We don’t often see Paul Bettany (Master & Commander, A Beautiful Mind) in a leading role but he the clear star of Wimbledon.  He’s make Peter Colt a very likeable character and his superb performance brings through the fear and doubt that so often clouds his mind.  I didn’t feel as strongly for Kirsten Dunst (Spider-Man) who seemed too ditzy and emotional.  Her tennis ability could also use a little work.

The centre court climax is the film’s obvious highlight.  It was shot back in 2003 during the actual Wimbledon tournament and I know it was a real thrill for Bettany.  The setting is superb and the drama and suspense are beautifully drawn out by English director Richard Loncraine.  With little quirks of the camera lens, I also liked Loncraine’s technique is showing us the busy and unstable mind of our hero.

The film has its flaws and I must ask, what’s with the computerised tennis balls?  Some rallies look phoney and it doesn’t take a genius to realise that the players are just swatting their rackets in thin air with that little yellow ball added later on.  And while I’m at it, what’s with the semi-final being played on such a small court?

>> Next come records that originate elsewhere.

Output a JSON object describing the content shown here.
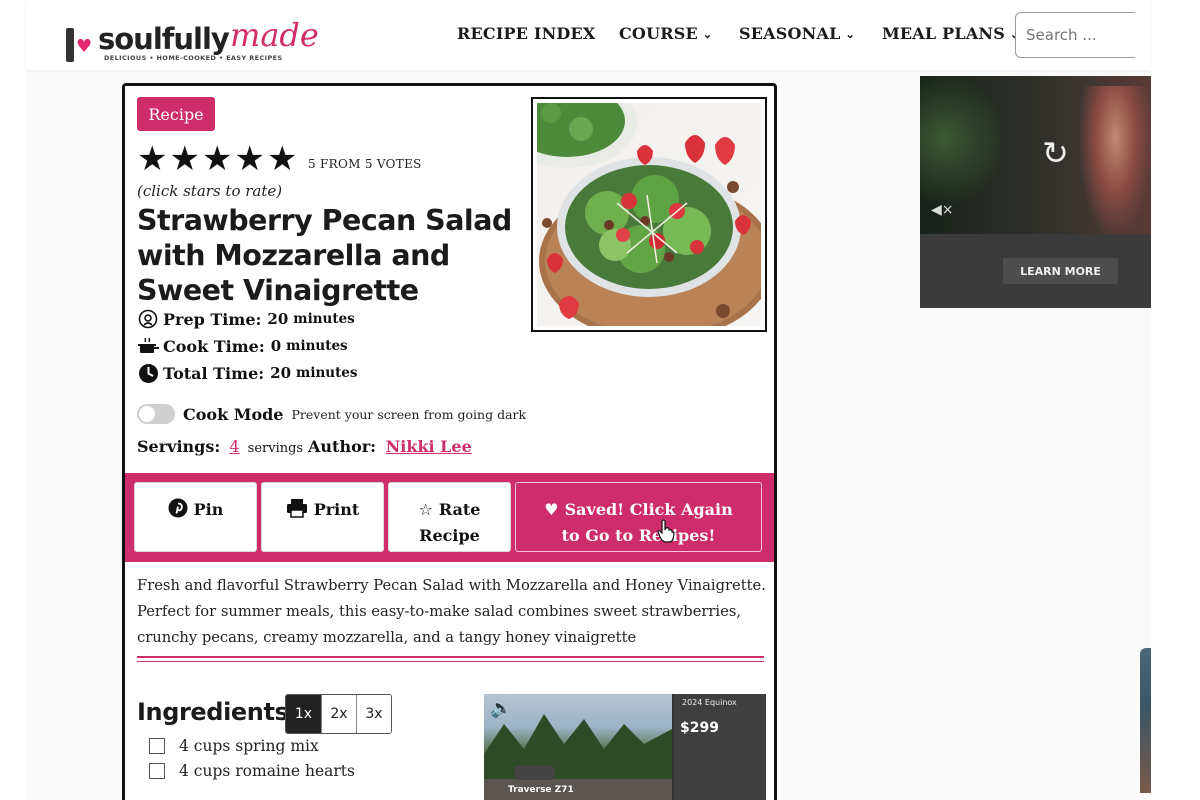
{
  "header": {
    "logo_word1": "soulfully",
    "logo_word2": "made",
    "logo_tagline": "DELICIOUS • HOME-COOKED • EASY RECIPES",
    "nav": [
      {
        "label": "RECIPE INDEX",
        "has_dropdown": false
      },
      {
        "label": "COURSE",
        "has_dropdown": true
      },
      {
        "label": "SEASONAL",
        "has_dropdown": true
      },
      {
        "label": "MEAL PLANS",
        "has_dropdown": true
      }
    ],
    "search_placeholder": "Search ..."
  },
  "recipe": {
    "badge": "Recipe",
    "rating": 5,
    "votes_text": "5 FROM 5 VOTES",
    "rate_hint": "(click stars to rate)",
    "title": "Strawberry Pecan Salad with Mozzarella and Sweet Vinaigrette",
    "prep": {
      "label": "Prep Time:",
      "value": "20",
      "unit": "minutes"
    },
    "cook": {
      "label": "Cook Time:",
      "value": "0",
      "unit": "minutes"
    },
    "total": {
      "label": "Total Time:",
      "value": "20",
      "unit": "minutes"
    },
    "cook_mode": {
      "label": "Cook Mode",
      "description": "Prevent your screen from going dark",
      "enabled": false
    },
    "servings": {
      "label": "Servings:",
      "value": "4",
      "unit": "servings"
    },
    "author": {
      "label": "Author:",
      "name": "Nikki Lee"
    },
    "actions": {
      "pin": "Pin",
      "print": "Print",
      "rate_line1": "Rate",
      "rate_line2": "Recipe",
      "saved_line1": "Saved! Click Again",
      "saved_line2": "to Go to Recipes!"
    },
    "description": "Fresh and flavorful Strawberry Pecan Salad with Mozzarella and Honey Vinaigrette. Perfect for summer meals, this easy-to-make salad combines sweet strawberries, crunchy pecans, creamy mozzarella, and a tangy honey vinaigrette",
    "ingredients_title": "Ingredients",
    "scale": [
      "1x",
      "2x",
      "3x"
    ],
    "ingredients": [
      "4 cups spring mix",
      "4 cups romaine hearts"
    ]
  },
  "ads": {
    "video_cta": "LEARN MORE",
    "inline_brand": "2024 Equinox",
    "inline_price": "$299",
    "inline_model": "Traverse Z71"
  },
  "colors": {
    "accent": "#cf2c6b",
    "text": "#111111"
  }
}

I’ve got many friends who’ll agree that tennis would have to be one of the most boring sports to watch either live or on television.  Whilst they are probably correct, I can say that Wimbledon is a sweet, romantic comedy that will likely provide more entertainment.